[Items from an interface collection]
======
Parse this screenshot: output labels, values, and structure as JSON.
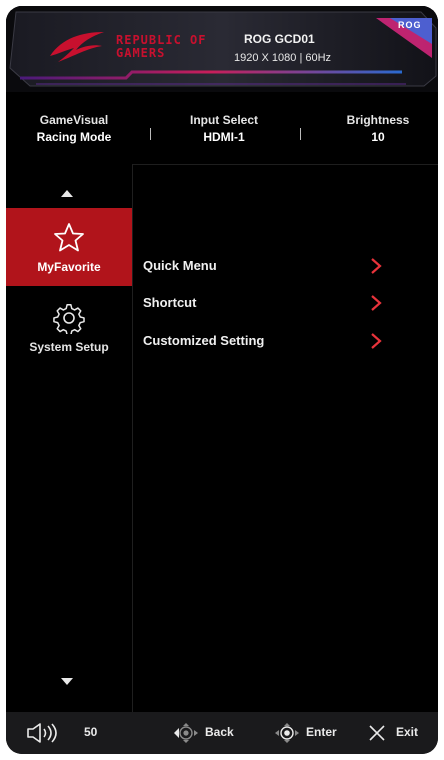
{
  "header": {
    "brand_line1": "REPUBLIC OF",
    "brand_line2": "GAMERS",
    "badge": "ROG",
    "model": "ROG GCD01",
    "resolution": "1920 X 1080 | 60Hz"
  },
  "status": [
    {
      "label": "GameVisual",
      "value": "Racing Mode"
    },
    {
      "label": "Input Select",
      "value": "HDMI-1"
    },
    {
      "label": "Brightness",
      "value": "10"
    }
  ],
  "sidebar": {
    "items": [
      {
        "label": "MyFavorite",
        "icon": "star-icon",
        "selected": true
      },
      {
        "label": "System Setup",
        "icon": "gear-icon",
        "selected": false
      }
    ]
  },
  "menu": [
    {
      "label": "Quick Menu"
    },
    {
      "label": "Shortcut"
    },
    {
      "label": "Customized Setting"
    }
  ],
  "footer": {
    "volume": "50",
    "back": "Back",
    "enter": "Enter",
    "exit": "Exit"
  },
  "colors": {
    "accent": "#b1141b",
    "chevron": "#e8333b",
    "background": "#000000"
  }
}
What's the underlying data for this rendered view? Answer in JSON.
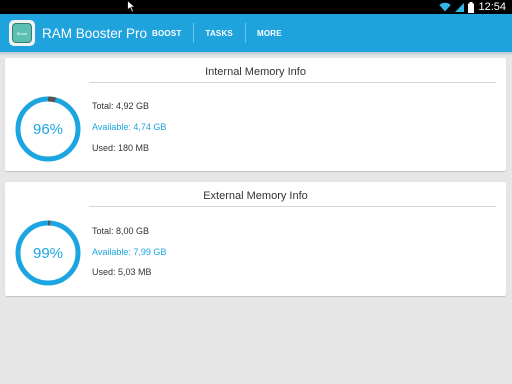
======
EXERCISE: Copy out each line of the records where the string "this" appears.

RESULT OF THE EXERCISE:
Parse this screenshot: output labels, values, and structure as JSON.
What's the underlying data for this rendered view? Answer in JSON.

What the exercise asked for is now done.